Debris from the creation of the planets more than 4.5 billion years ago is present throughout the Solar System. The orbits of some of this debris, including comets and asteroids, intersect Earth’s path around the Sun. These comets and asteroids leave behind debris every time they swing in the direction of the Sun. Their orbits get obscured by wide streams of dust over the course of hundreds or thousands of years.
The yearly meteor showers are the result of the Earth’s continuous passage through these streams of debris as it orbits the Sun. We return to the same location in our orbit every year, run into the same stream of junk, and enjoy another beautiful display as the trash burns up 80 kilometres overhead harmlessly. The Earth is travelling through a region of space where three streams of debris cross our planet’s orbit in the middle of Australia’s winter.

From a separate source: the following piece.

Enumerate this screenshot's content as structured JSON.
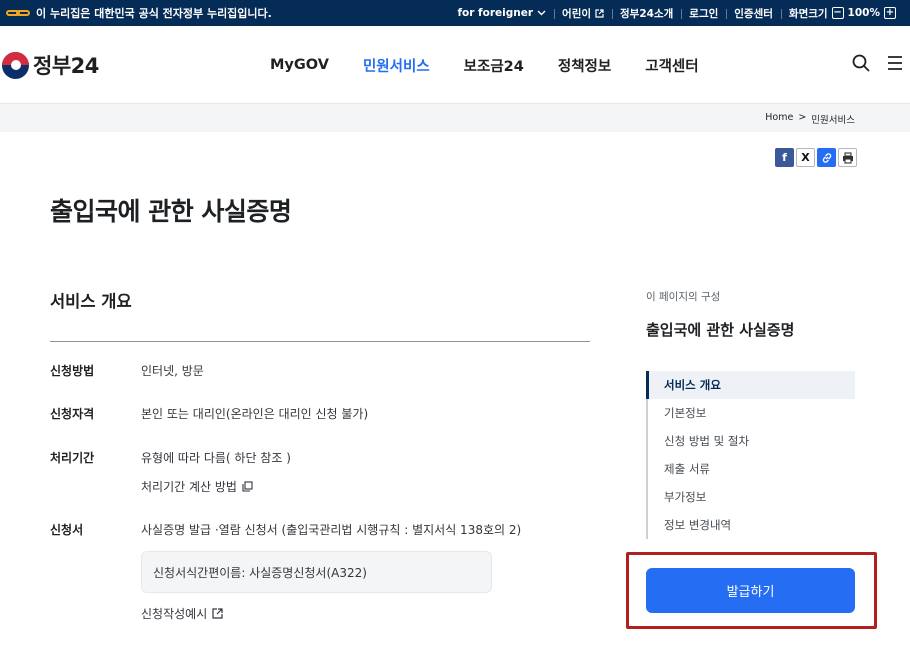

The Piscis Austrinids, the Alpha Capricornids, and the Southern Delta Aquariids are the three streams that give rise to this Weekend main performers.
The Southern Delta Aquariid and Alpha Capricornid meteor showers include 3D animated visuals from the International Meteor Organization that demonstrate how the space debris is dispersed. Of the three showers, the Southern Delta Aquariids is the most active and produces the meteors that move the quickest. This stream is expected to include the majority of the meteors you see this Weekend.
There is substantial disagreement over the Southern Delta Aquariids’ origin. They are one of several meteor showers that appear to be connected to a single parent object, as though a gigantic comet broke up long ago and left behind a massive quantity of debris, maybe even pieces big enough to constitute comets in their own right.